▸ WORK INSTRUCTIONS:
Every line with the string "title" should be copied from the data.

▸ SOURCE RECORDS:
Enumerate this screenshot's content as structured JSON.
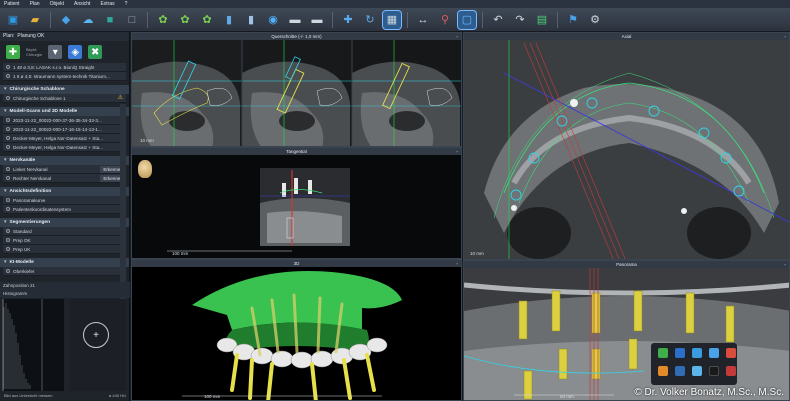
{
  "menu": [
    "Patient",
    "Plan",
    "Objekt",
    "Ansicht",
    "Extras",
    "?"
  ],
  "toolbar_icons": [
    {
      "name": "new-patient-icon",
      "glyph": "▣",
      "color": "#2e9be6"
    },
    {
      "name": "open-folder-icon",
      "glyph": "▰",
      "color": "#e8b23b"
    },
    {
      "name": "sep"
    },
    {
      "name": "import-scan-icon",
      "glyph": "◆",
      "color": "#4aa3e8"
    },
    {
      "name": "cloud-icon",
      "glyph": "☁",
      "color": "#58b6f0"
    },
    {
      "name": "cube-icon",
      "glyph": "■",
      "color": "#2fa89a"
    },
    {
      "name": "cube-outline-icon",
      "glyph": "□",
      "color": "#9fb0c2"
    },
    {
      "name": "sep"
    },
    {
      "name": "teeth-select-icon",
      "glyph": "✿",
      "color": "#7bcf52"
    },
    {
      "name": "implant-add-icon",
      "glyph": "✿",
      "color": "#7bcf52"
    },
    {
      "name": "implant-edit-icon",
      "glyph": "✿",
      "color": "#7bcf52"
    },
    {
      "name": "sleeve-icon",
      "glyph": "▮",
      "color": "#62a8e4"
    },
    {
      "name": "abutment-icon",
      "glyph": "▮",
      "color": "#9fc3e6"
    },
    {
      "name": "nerve-icon",
      "glyph": "◉",
      "color": "#4db3ff"
    },
    {
      "name": "pin-icon",
      "glyph": "▬",
      "color": "#cfd6de"
    },
    {
      "name": "guide-icon",
      "glyph": "▬",
      "color": "#cfd6de"
    },
    {
      "name": "sep"
    },
    {
      "name": "move-icon",
      "glyph": "✚",
      "color": "#5aa9ec"
    },
    {
      "name": "rotate-icon",
      "glyph": "↻",
      "color": "#5aa9ec"
    },
    {
      "name": "grid-icon",
      "glyph": "▦",
      "color": "#cfd6de",
      "active": true
    },
    {
      "name": "sep"
    },
    {
      "name": "measure-icon",
      "glyph": "↔",
      "color": "#cfd6de"
    },
    {
      "name": "marker-icon",
      "glyph": "⚲",
      "color": "#e05a5a"
    },
    {
      "name": "zoom-icon",
      "glyph": "▢",
      "color": "#6ab8ff",
      "active": true
    },
    {
      "name": "sep"
    },
    {
      "name": "undo-icon",
      "glyph": "↶",
      "color": "#cfd6de"
    },
    {
      "name": "redo-icon",
      "glyph": "↷",
      "color": "#cfd6de"
    },
    {
      "name": "export-icon",
      "glyph": "▤",
      "color": "#4ad07a"
    },
    {
      "name": "sep"
    },
    {
      "name": "flag-icon",
      "glyph": "⚑",
      "color": "#4aa3e8"
    },
    {
      "name": "settings-icon",
      "glyph": "⚙",
      "color": "#cfd6de"
    }
  ],
  "left": {
    "plan_label": "Plan:",
    "plan_name": "Planung OK",
    "plan_sub1": "Bkpkt:",
    "plan_sub2": "Chirurgie",
    "implants": [
      {
        "text": "1  48  ø 3,8:  LASAK s.r.o. BioniQ Straight"
      },
      {
        "text": "1  6  ø 4,5:  straumann system-technik Titanium..."
      }
    ],
    "sections": [
      {
        "title": "Chirurgische Schablone",
        "items": [
          {
            "text": "Chirurgische Schablone 1",
            "warn": "⚠"
          }
        ]
      },
      {
        "title": "Modell-Scans und 3D Modelle",
        "items": [
          {
            "text": "2023-11-22_00022-000-37-36-35-34-33-3..."
          },
          {
            "text": "2023-11-22_00022-000-17-16-15-14-13-1..."
          },
          {
            "text": "Decker-Meyer, Helga Nor-Datensatz + Sta..."
          },
          {
            "text": "Decker-Meyer, Helga Nor-Datensatz + Sta..."
          }
        ]
      },
      {
        "title": "Nervkanäle",
        "items": [
          {
            "text": "Linker Nervkanal",
            "tag": "Erkennen"
          },
          {
            "text": "Rechter Nervkanal",
            "tag": "Erkennen"
          }
        ]
      },
      {
        "title": "Ansichtsdefinition",
        "items": [
          {
            "text": "Panoramakurve"
          },
          {
            "text": "Patientenkoordinatensystem"
          }
        ]
      },
      {
        "title": "Segmentierungen",
        "items": [
          {
            "text": "Standard"
          },
          {
            "text": "Prep OK"
          },
          {
            "text": "Prep UK"
          }
        ]
      },
      {
        "title": "KI-Modelle",
        "items": [
          {
            "text": "Oberkiefer"
          }
        ]
      }
    ],
    "zahnposition": "Zahnposition 21",
    "histogram_label": "Histogramm",
    "histogram_foot_left": "Bild aus Untersicht messen",
    "histogram_foot_right": "ø 440 HU",
    "histogram_plus": "+"
  },
  "viewports": {
    "querschnitte": {
      "title": "Querschnitte (-/- 1,0 mm)",
      "scale": "10 mm"
    },
    "axial": {
      "title": "Axial",
      "scale": "10 mm"
    },
    "tangential": {
      "title": "Tangential",
      "scale": "100 mm"
    },
    "3d": {
      "title": "3D",
      "scale": "100 mm"
    },
    "panorama": {
      "title": "Panorama",
      "scale": "50 mm"
    }
  },
  "copyright": "© Dr. Volker Bonatz, M.Sc., M.Sc.",
  "colors": {
    "accent": "#4aa3e8",
    "implant": "#e6e04a",
    "guide": "#3be07a",
    "nerve": "#2fd5e8"
  }
}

▸ THE COMPLETED TASK:
        "title": "Chirurgische Schablone",
        "title": "Modell-Scans und 3D Modelle",
        "title": "Nervkanäle",
        "title": "Ansichtsdefinition",
        "title": "Segmentierungen",
        "title": "KI-Modelle",
      "title": "Querschnitte (-/- 1,0 mm)",
      "title": "Axial",
      "title": "Tangential",
      "title": "3D",
      "title": "Panorama",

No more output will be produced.